Arts and Craft


Arts and Crafts architecture emerged as a reaction against industrialization. Originating in the UK and prominent in the UK and the United States, it transcended geographical boundaries to become a global influence on architectural styles. It revived traditional skills and inspired a shift towards conservation and a more harmonious integration of buildings with their surroundings.

Its influence is evident in the early stages of Modernism, with the Bauhaus school drawing inspiration from Arts and Crafts ideals. Moreover, the movement's emphasis on sustainable practices, natural materials, and human-scale design has resonated in contemporary eco-friendly architecture. Arts and Crafts philosophy elements also found expression in the more eclectic approach of postmodernism.
Important Features
Natural Materials
Arts and Crafts architecture prioritized using natural materials like wood, stone, and brick. This departure from industrial materials underscored a commitment to authenticity, connecting buildings with their natural surroundings and a philosophical stance against the dehumanizing effects of mass production during the industrial era.

Natural materials like wood, stone, and brick are pivotal in the Arts and Crafts architectural style.
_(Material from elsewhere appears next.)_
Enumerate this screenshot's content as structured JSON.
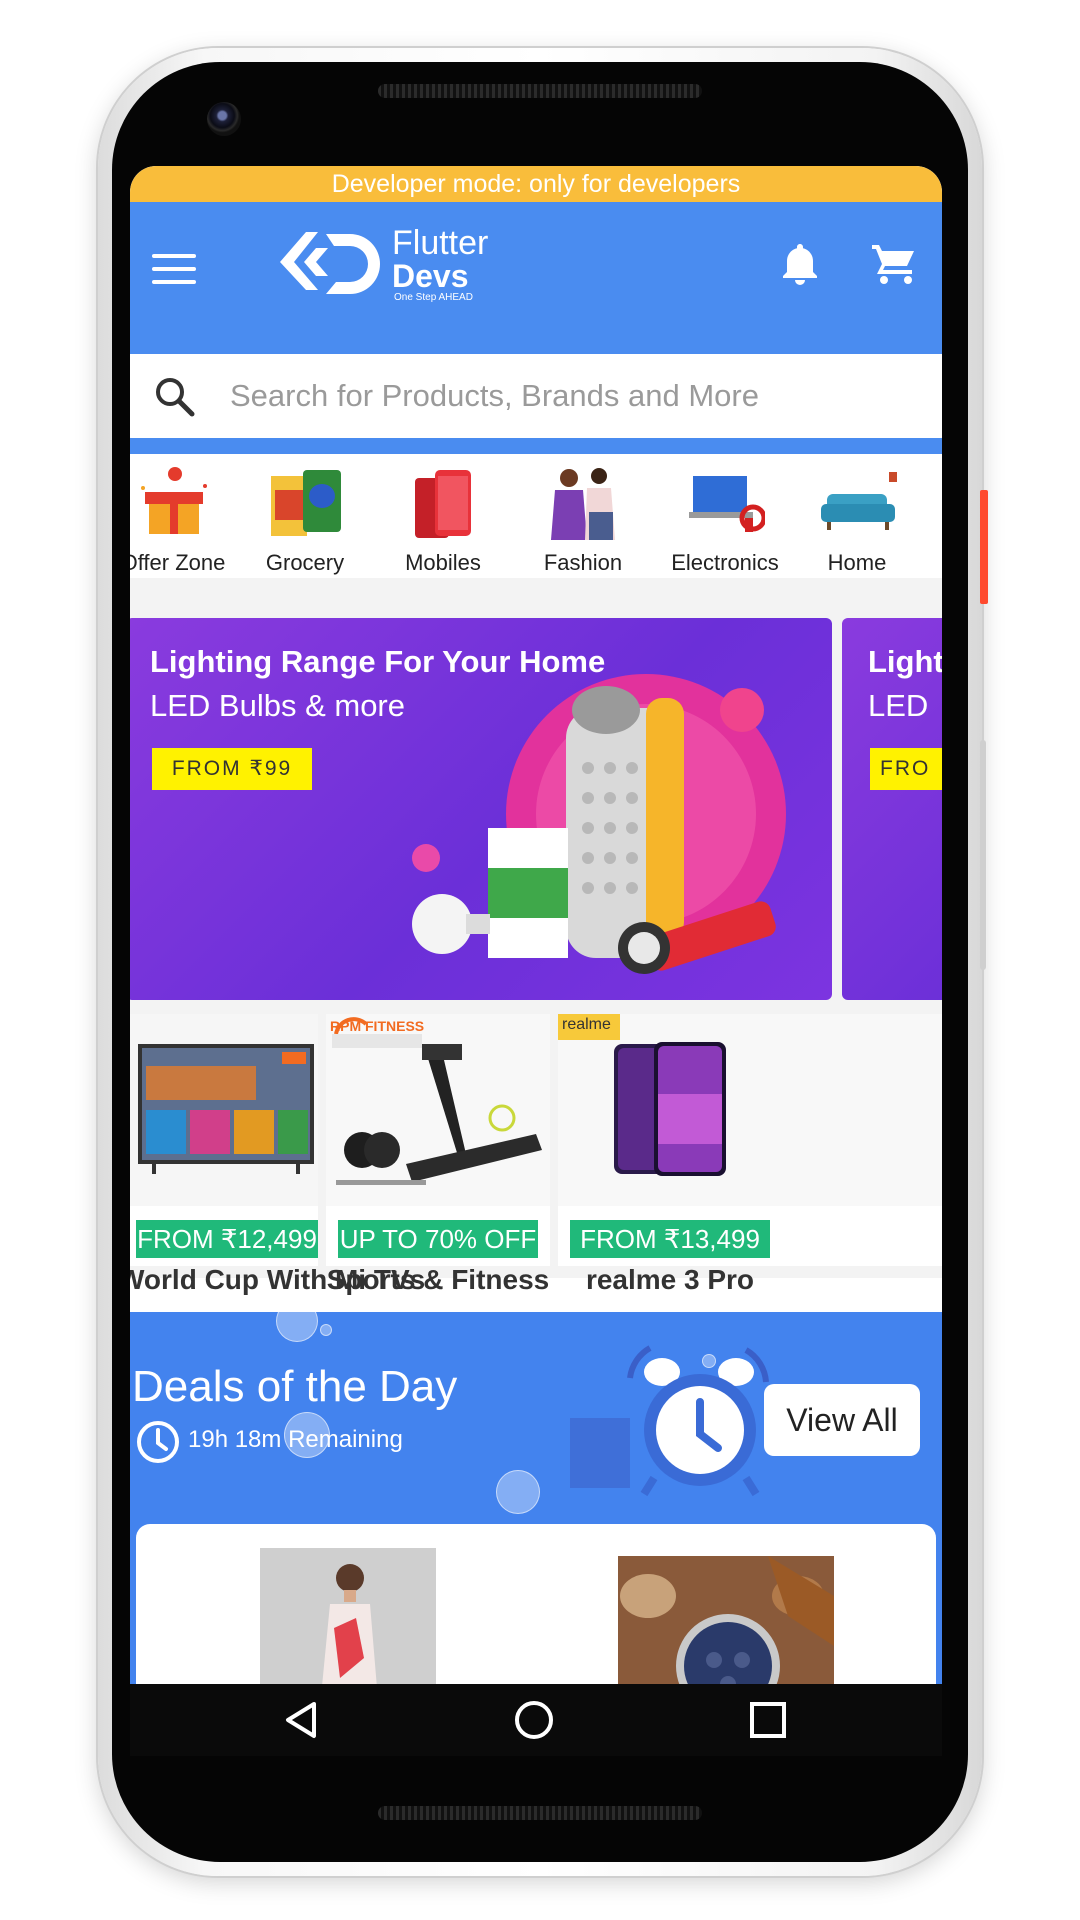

Architects and designers of this movement, such as William Morris and Charles Rennie Mackintosh, favored materials like wood, stone, and brick, celebrating their inherent textures, colors, and organic qualities.
Handcrafted Details
A hallmark of the style was the meticulous incorporation of handcrafted elements, such as intricately carved woodwork, bespoke tiles, and wrought-iron embellishments. These bespoke details added a human touch and reflected a rejection of standardized products and mass-produced uniformity that dominated the contemporary architectural landscape.
Simple, Functional Designs
The movement favored simplicity and functionality over ornate decoration. Designs were characterized by clean lines and uncluttered spaces, reflecting a commitment to creating living spaces that were both comfortable and purposeful.

The Arts and Crafts movement prioritized practicality and simplicity, consciously diverging from the ornate excesses of the Victorian era. Architects championed clean lines, uncluttered spaces, and a focus on functionality. Rejecting unnecessary embellishments, Arts and Crafts structures embodied a timeless, straightforward aesthetic, aiming to enhance functionality without sacrificing visual appeal.
Integration with Nature
Arts and Crafts architects sought a seamless integration with nature, incorporating elements like gardens and water features into their designs. Arts and Crafts structures often featured large windows and verandas to invite natural light and provide views of the outdoors. This emphasis on the natural environment reflected a broader societal concern for the impact of industrialization on the landscape.
Emphasis on the Human Scale
Buildings were designed with a focus on the needs and comfort of the occupants, in contrast to the imposing scale of industrial structures. Rejecting the imposing scale of industrial structures, this approach carefully considers dimensions, spatial arrangements, and details, ensuring that the built environment is inviting and accommodating. This human-centric approach contributed to the enduring popularity and livability of Arts and Crafts-style homes.